1. Enlist their support in taking simple steps to stay safe.

Ask your older loved one if they’re concerned about falling. Many older adults recognize that falling is a risk, but they believe it won’t happen to them or they won’t get hurt—even if they’ve already fallen in the past. A good place to start is by sharing NCOA’s Debunking the Myths of Older Adult Falls. If they’re concerned about falling, dizziness, or balance, suggest that they discuss it with their health care provider who can assess their risk and suggest programs or services that could help.

2. Discuss their current health conditions.

...continue reading "6 Steps to Reducing Falls from the National Council on Aging"

Falls can result in hip fractures, broken bones, and head injuries.

Even falls without a major injury can cause an older adult to become fearful or depressed, making it difficult for them to stay active.

The good news about falls is that most of them can be prevented. The key is to know where to look. Here are some common factors that can lead to a fall:

...continue reading "5 Factors that can lead to a fall from the National Council on Aging"

Deaths from unintentional injuries are the seventh leading cause of death among older adults (1), and falls account for the largest percentage of those deaths.

As the population of persons aged 65+ years in the United States, increases, the rising number of deaths from falls in this age group can be addressed by screening for fall risk and intervening to address modifiable risk factors such as polypharmacy or gait, strength, and balance issues.

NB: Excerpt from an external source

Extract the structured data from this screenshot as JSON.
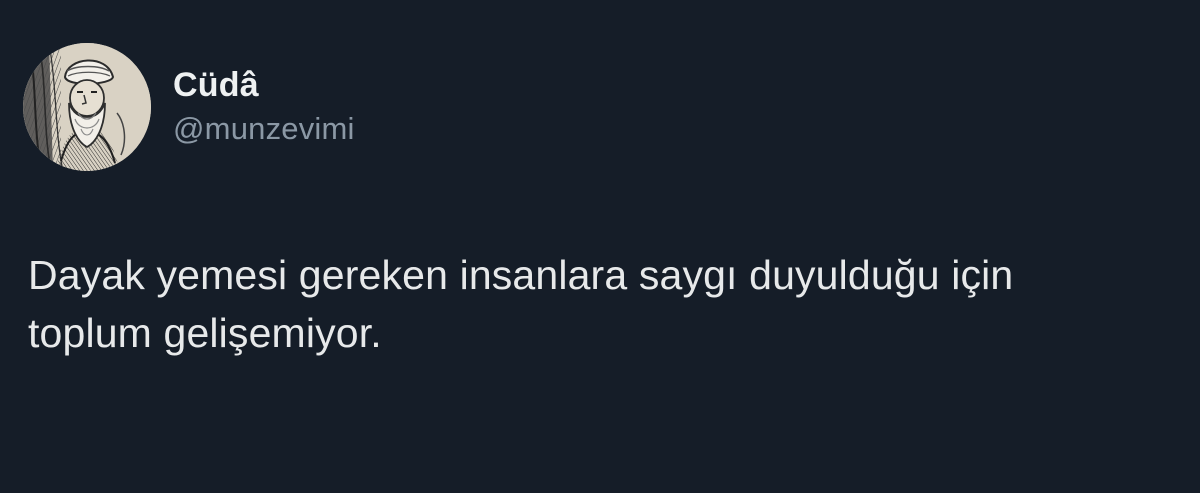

Approximately one in four U.S. residents aged 65+ years (older adults) report falling each year, and fall-related emergency department visits are estimated at approximately 3 million per year.

...continue reading "Deaths from Falls Among Persons Aged 65+ Years — Statistics from the CDC"